→ DIRECTIONS
Leaving the pictures aside, reproduce the data in full and word for word.

→ SOURCE MATERIAL
'''

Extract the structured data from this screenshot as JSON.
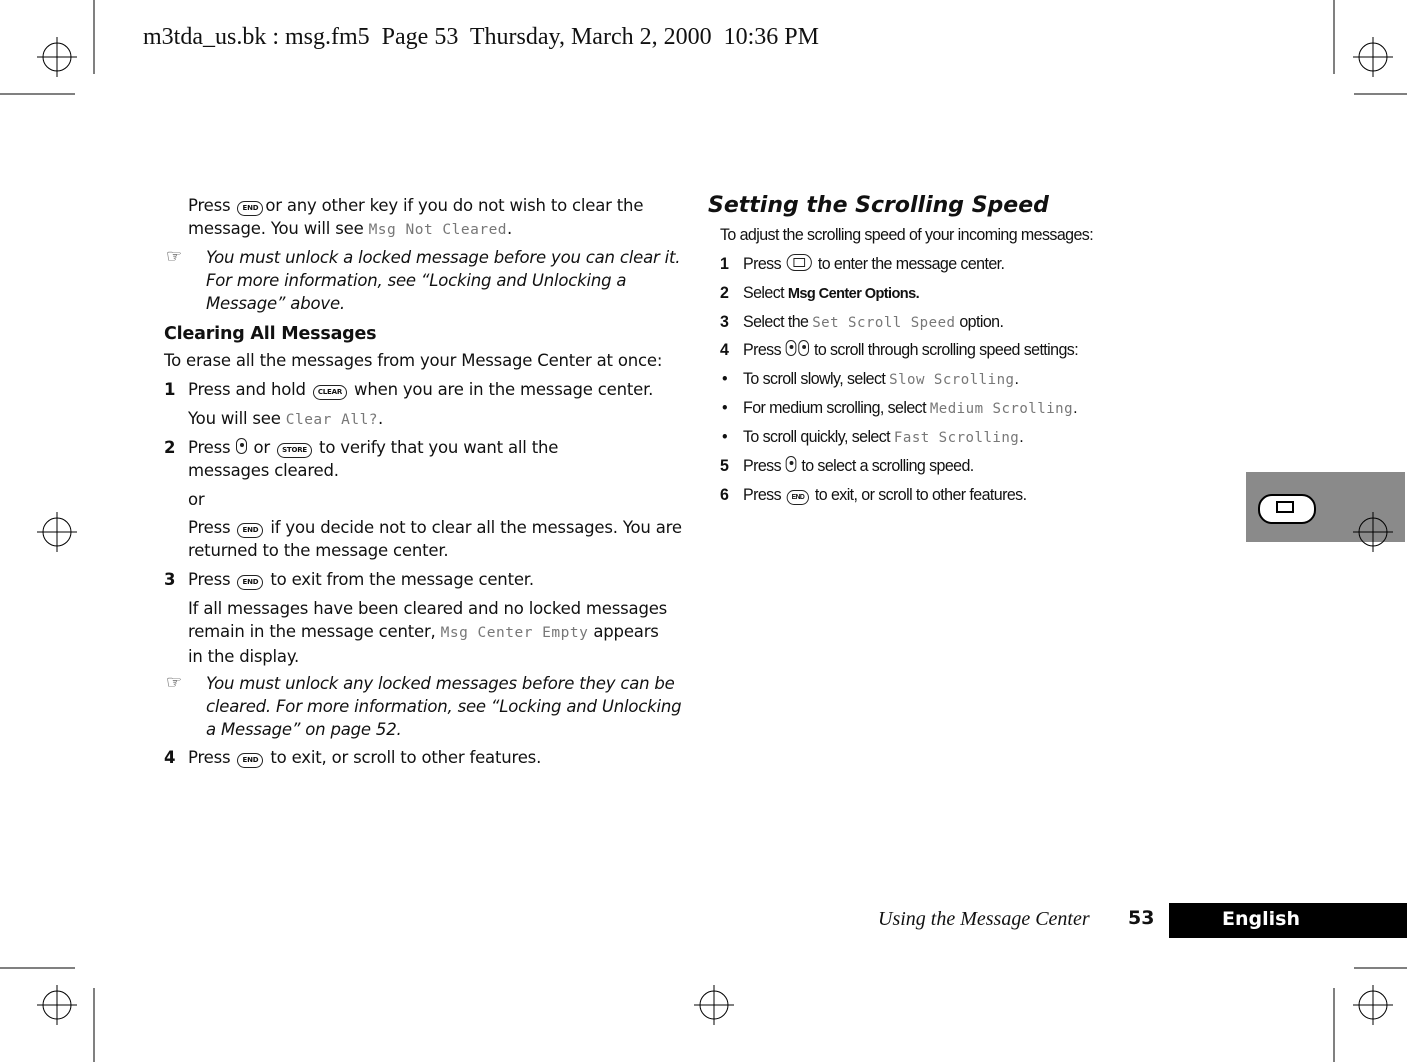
{
  "header": {
    "slug": "m3tda_us.bk : msg.fm5  Page 53  Thursday, March 2, 2000  10:36 PM"
  },
  "left": {
    "p1_a": "Press ",
    "p1_key": "END",
    "p1_b": "or any other key if you do not wish to clear the message. You will see ",
    "p1_lcd": "Msg Not Cleared",
    "p1_c": ".",
    "note1": "You must unlock a locked message before you can clear it. For more information, see “Locking and Unlocking a Message”  above.",
    "heading": "Clearing All Messages",
    "intro": "To erase all the messages from your Message Center at once:",
    "s1_num": "1",
    "s1_a": "Press and hold ",
    "s1_key": "CLEAR",
    "s1_b": " when you are in the message center.",
    "s1_see": "You will see ",
    "s1_lcd": "Clear All?",
    "s1_c": ".",
    "s2_num": "2",
    "s2_a": "Press ",
    "s2_b": " or ",
    "s2_key": "STORE",
    "s2_c": " to verify that you want all the messages cleared.",
    "or": "or",
    "alt_a": "Press ",
    "alt_key": "END",
    "alt_b": " if you decide not to clear all the messages. You are returned to the message center.",
    "s3_num": "3",
    "s3_a": "Press ",
    "s3_key": "END",
    "s3_b": " to exit from the message center.",
    "s3_c": "If all messages have been cleared and no locked messages remain in the message center, ",
    "s3_lcd": "Msg Center Empty",
    "s3_d": " appears in the display.",
    "note2": "You must unlock any locked messages before they can be cleared. For more information, see “Locking and Unlocking a Message” on page 52.",
    "s4_num": "4",
    "s4_a": "Press ",
    "s4_key": "END",
    "s4_b": " to exit, or scroll to other features."
  },
  "right": {
    "heading": "Setting the Scrolling Speed",
    "intro": "To adjust the scrolling speed of your incoming messages:",
    "s1_num": "1",
    "s1_a": "Press ",
    "s1_b": " to enter the message center.",
    "s2_num": "2",
    "s2_a": "Select ",
    "s2_bold": "Msg Center Options.",
    "s3_num": "3",
    "s3_a": "Select the ",
    "s3_lcd": "Set Scroll Speed",
    "s3_b": " option.",
    "s4_num": "4",
    "s4_a": "Press ",
    "s4_b": " to scroll through scrolling speed settings:",
    "b1_a": "To scroll slowly, select ",
    "b1_lcd": "Slow Scrolling",
    "b1_b": ".",
    "b2_a": "For medium scrolling, select ",
    "b2_lcd": "Medium Scrolling",
    "b2_b": ".",
    "b3_a": "To scroll quickly, select ",
    "b3_lcd": "Fast Scrolling",
    "b3_b": ".",
    "s5_num": "5",
    "s5_a": "Press ",
    "s5_b": " to select a scrolling speed.",
    "s6_num": "6",
    "s6_a": "Press ",
    "s6_key": "END",
    "s6_b": " to exit, or scroll to other features."
  },
  "footer": {
    "section": "Using the Message Center",
    "page": "53",
    "language": "English"
  },
  "colors": {
    "tab_gray": "#8a8a8a",
    "bar_black": "#000000"
  }
}
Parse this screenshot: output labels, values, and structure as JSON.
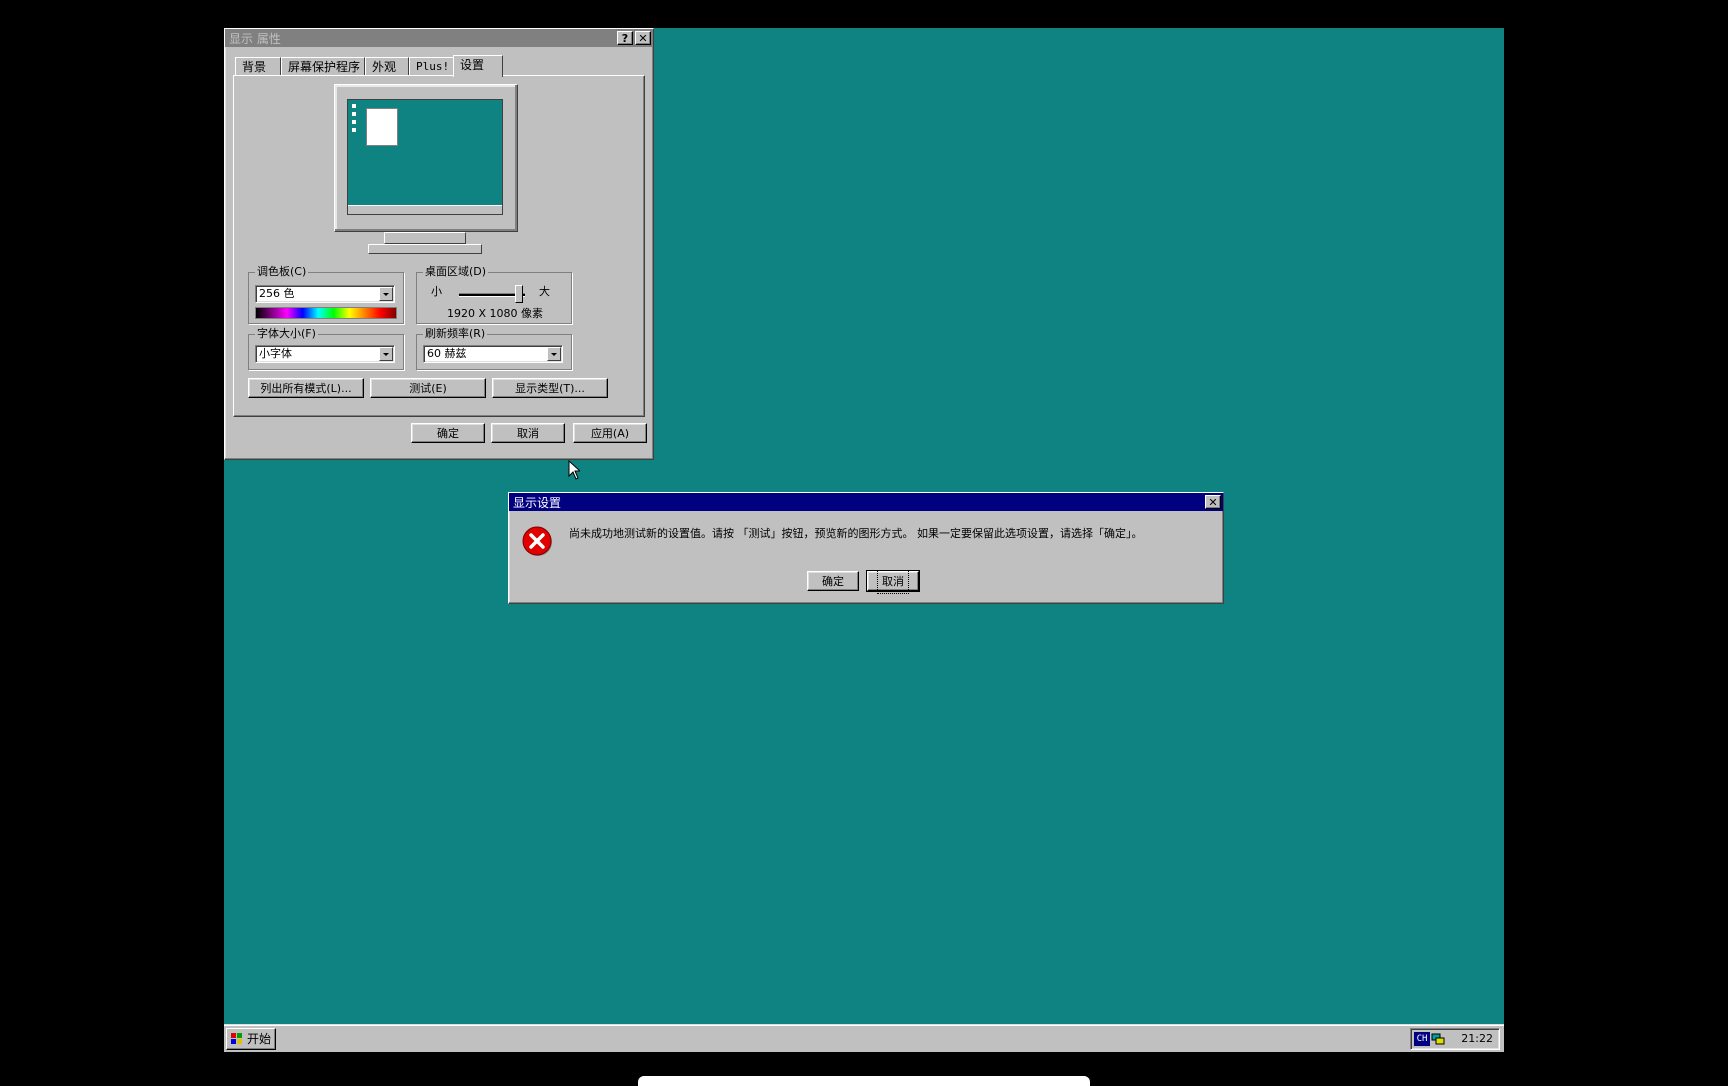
{
  "display_properties": {
    "title": "显示 属性",
    "help_btn": "?",
    "close_btn": "✕",
    "tabs": [
      "背景",
      "屏幕保护程序",
      "外观",
      "Plus!",
      "设置"
    ],
    "palette": {
      "label": "调色板(C)",
      "value": "256 色"
    },
    "desktop_area": {
      "label": "桌面区域(D)",
      "min_label": "小",
      "max_label": "大",
      "resolution": "1920 X 1080 像素"
    },
    "font_size": {
      "label": "字体大小(F)",
      "value": "小字体"
    },
    "refresh_rate": {
      "label": "刷新频率(R)",
      "value": "60 赫兹"
    },
    "buttons": {
      "list_modes": "列出所有模式(L)...",
      "test": "测试(E)",
      "display_type": "显示类型(T)..."
    },
    "ok": "确定",
    "cancel": "取消",
    "apply": "应用(A)"
  },
  "dialog": {
    "title": "显示设置",
    "close_btn": "✕",
    "message": "尚未成功地测试新的设置值。请按 「测试」按钮，预览新的图形方式。 如果一定要保留此选项设置，请选择「确定」。",
    "ok": "确定",
    "cancel": "取消"
  },
  "taskbar": {
    "start": "开始",
    "ime": "CH",
    "clock": "21:22"
  }
}
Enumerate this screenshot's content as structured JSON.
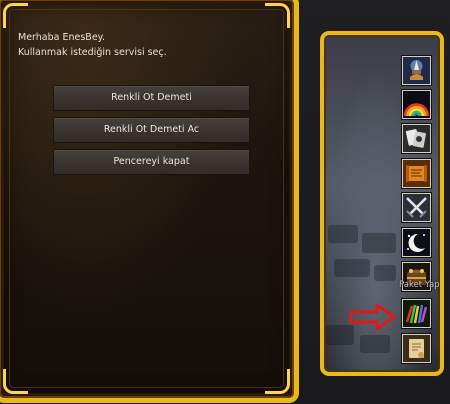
{
  "dialog": {
    "greeting_line1": "Merhaba EnesBey.",
    "greeting_line2": "Kullanmak istediğin servisi seç.",
    "options": [
      {
        "label": "Renkli Ot Demeti"
      },
      {
        "label": "Renkli Ot Demeti Ac"
      },
      {
        "label": "Pencereyi kapat"
      }
    ]
  },
  "quickbar": {
    "slots": [
      {
        "icon": "lamp-icon"
      },
      {
        "icon": "rainbow-icon"
      },
      {
        "icon": "cards-icon"
      },
      {
        "icon": "scroll-map-icon"
      },
      {
        "icon": "crossed-swords-icon"
      },
      {
        "icon": "moon-stars-icon"
      },
      {
        "icon": "treasure-chest-icon"
      },
      {
        "icon": "colorful-herbs-icon"
      },
      {
        "icon": "parchment-icon"
      }
    ],
    "tooltip": "Paket Yap"
  },
  "colors": {
    "frame_gold": "#e9b81d",
    "arrow_red": "#e01818",
    "button_text": "#ece7df"
  }
}
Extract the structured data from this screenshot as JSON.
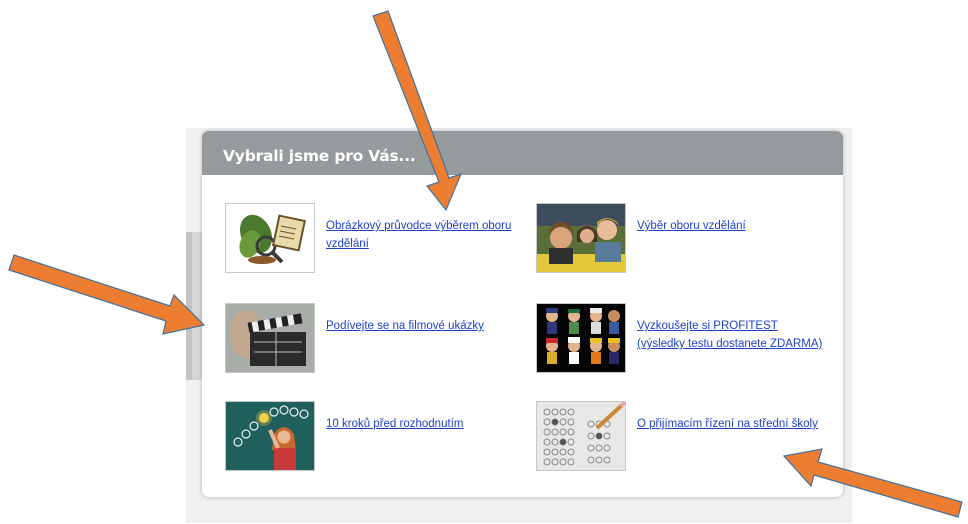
{
  "panel": {
    "title": "Vybrali jsme pro Vás..."
  },
  "items": [
    {
      "label": "Obrázkový průvodce výběrem oboru vzdělání",
      "icon": "leaves-scroll-illustration"
    },
    {
      "label": "Výběr oboru vzdělání",
      "icon": "students-photo"
    },
    {
      "label": "Podívejte se na filmové ukázky",
      "icon": "clapperboard-photo"
    },
    {
      "label": "Vyzkoušejte si PROFITEST (výsledky testu dostanete ZDARMA)",
      "icon": "professions-figures"
    },
    {
      "label": "10 kroků před rozhodnutím",
      "icon": "lightbulbs-woman-photo"
    },
    {
      "label": "O přijímacím řízení na střední školy",
      "icon": "answer-sheet-photo"
    }
  ],
  "colors": {
    "header": "#959a9c",
    "link": "#1e43c8",
    "arrow_fill": "#ed7d31",
    "arrow_stroke": "#41719c"
  }
}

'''

→ RESULT FOR THIS EXERCISE
Extract the structured data from this screenshot as JSON.
{
  "header": {
    "slug": "m3tda_us.bk : msg.fm5  Page 53  Thursday, March 2, 2000  10:36 PM"
  },
  "left": {
    "p1_a": "Press ",
    "p1_key": "END",
    "p1_b": "or any other key if you do not wish to clear the message. You will see ",
    "p1_lcd": "Msg Not Cleared",
    "p1_c": ".",
    "note1": "You must unlock a locked message before you can clear it. For more information, see “Locking and Unlocking a Message”  above.",
    "heading": "Clearing All Messages",
    "intro": "To erase all the messages from your Message Center at once:",
    "s1_num": "1",
    "s1_a": "Press and hold ",
    "s1_key": "CLEAR",
    "s1_b": " when you are in the message center.",
    "s1_see": "You will see ",
    "s1_lcd": "Clear All?",
    "s1_c": ".",
    "s2_num": "2",
    "s2_a": "Press ",
    "s2_b": " or ",
    "s2_key": "STORE",
    "s2_c": " to verify that you want all the messages cleared.",
    "or": "or",
    "alt_a": "Press ",
    "alt_key": "END",
    "alt_b": " if you decide not to clear all the messages. You are returned to the message center.",
    "s3_num": "3",
    "s3_a": "Press ",
    "s3_key": "END",
    "s3_b": " to exit from the message center.",
    "s3_c": "If all messages have been cleared and no locked messages remain in the message center, ",
    "s3_lcd": "Msg Center Empty",
    "s3_d": " appears in the display.",
    "note2": "You must unlock any locked messages before they can be cleared. For more information, see “Locking and Unlocking a Message” on page 52.",
    "s4_num": "4",
    "s4_a": "Press ",
    "s4_key": "END",
    "s4_b": " to exit, or scroll to other features."
  },
  "right": {
    "heading": "Setting the Scrolling Speed",
    "intro": "To adjust the scrolling speed of your incoming messages:",
    "s1_num": "1",
    "s1_a": "Press ",
    "s1_b": " to enter the message center.",
    "s2_num": "2",
    "s2_a": "Select ",
    "s2_bold": "Msg Center Options.",
    "s3_num": "3",
    "s3_a": "Select the ",
    "s3_lcd": "Set Scroll Speed",
    "s3_b": " option.",
    "s4_num": "4",
    "s4_a": "Press ",
    "s4_b": " to scroll through scrolling speed settings:",
    "b1_a": "To scroll slowly, select ",
    "b1_lcd": "Slow Scrolling",
    "b1_b": ".",
    "b2_a": "For medium scrolling, select ",
    "b2_lcd": "Medium Scrolling",
    "b2_b": ".",
    "b3_a": "To scroll quickly, select ",
    "b3_lcd": "Fast Scrolling",
    "b3_b": ".",
    "s5_num": "5",
    "s5_a": "Press ",
    "s5_b": " to select a scrolling speed.",
    "s6_num": "6",
    "s6_a": "Press ",
    "s6_key": "END",
    "s6_b": " to exit, or scroll to other features."
  },
  "footer": {
    "section": "Using the Message Center",
    "page": "53",
    "language": "English"
  },
  "colors": {
    "tab_gray": "#8a8a8a",
    "bar_black": "#000000"
  }
}
Parse this screenshot: output labels, values, and structure as JSON.
{
  "display_properties": {
    "title": "显示 属性",
    "help_btn": "?",
    "close_btn": "✕",
    "tabs": [
      "背景",
      "屏幕保护程序",
      "外观",
      "Plus!",
      "设置"
    ],
    "palette": {
      "label": "调色板(C)",
      "value": "256 色"
    },
    "desktop_area": {
      "label": "桌面区域(D)",
      "min_label": "小",
      "max_label": "大",
      "resolution": "1920 X 1080 像素"
    },
    "font_size": {
      "label": "字体大小(F)",
      "value": "小字体"
    },
    "refresh_rate": {
      "label": "刷新频率(R)",
      "value": "60 赫兹"
    },
    "buttons": {
      "list_modes": "列出所有模式(L)...",
      "test": "测试(E)",
      "display_type": "显示类型(T)..."
    },
    "ok": "确定",
    "cancel": "取消",
    "apply": "应用(A)"
  },
  "dialog": {
    "title": "显示设置",
    "close_btn": "✕",
    "message": "尚未成功地测试新的设置值。请按 「测试」按钮，预览新的图形方式。 如果一定要保留此选项设置，请选择「确定」。",
    "ok": "确定",
    "cancel": "取消"
  },
  "taskbar": {
    "start": "开始",
    "ime": "CH",
    "clock": "21:22"
  }
}
Enumerate this screenshot's content as structured JSON.
{
  "dialog": {
    "greeting_line1": "Merhaba EnesBey.",
    "greeting_line2": "Kullanmak istediğin servisi seç.",
    "options": [
      {
        "label": "Renkli Ot Demeti"
      },
      {
        "label": "Renkli Ot Demeti Ac"
      },
      {
        "label": "Pencereyi kapat"
      }
    ]
  },
  "quickbar": {
    "slots": [
      {
        "icon": "lamp-icon"
      },
      {
        "icon": "rainbow-icon"
      },
      {
        "icon": "cards-icon"
      },
      {
        "icon": "scroll-map-icon"
      },
      {
        "icon": "crossed-swords-icon"
      },
      {
        "icon": "moon-stars-icon"
      },
      {
        "icon": "treasure-chest-icon"
      },
      {
        "icon": "colorful-herbs-icon"
      },
      {
        "icon": "parchment-icon"
      }
    ],
    "tooltip": "Paket Yap"
  },
  "colors": {
    "frame_gold": "#e9b81d",
    "arrow_red": "#e01818",
    "button_text": "#ece7df"
  }
}
Extract the structured data from this screenshot as JSON.
{
  "panel": {
    "title": "Vybrali jsme pro Vás..."
  },
  "items": [
    {
      "label": "Obrázkový průvodce výběrem oboru vzdělání",
      "icon": "leaves-scroll-illustration"
    },
    {
      "label": "Výběr oboru vzdělání",
      "icon": "students-photo"
    },
    {
      "label": "Podívejte se na filmové ukázky",
      "icon": "clapperboard-photo"
    },
    {
      "label": "Vyzkoušejte si PROFITEST (výsledky testu dostanete ZDARMA)",
      "icon": "professions-figures"
    },
    {
      "label": "10 kroků před rozhodnutím",
      "icon": "lightbulbs-woman-photo"
    },
    {
      "label": "O přijímacím řízení na střední školy",
      "icon": "answer-sheet-photo"
    }
  ],
  "colors": {
    "header": "#959a9c",
    "link": "#1e43c8",
    "arrow_fill": "#ed7d31",
    "arrow_stroke": "#41719c"
  }
}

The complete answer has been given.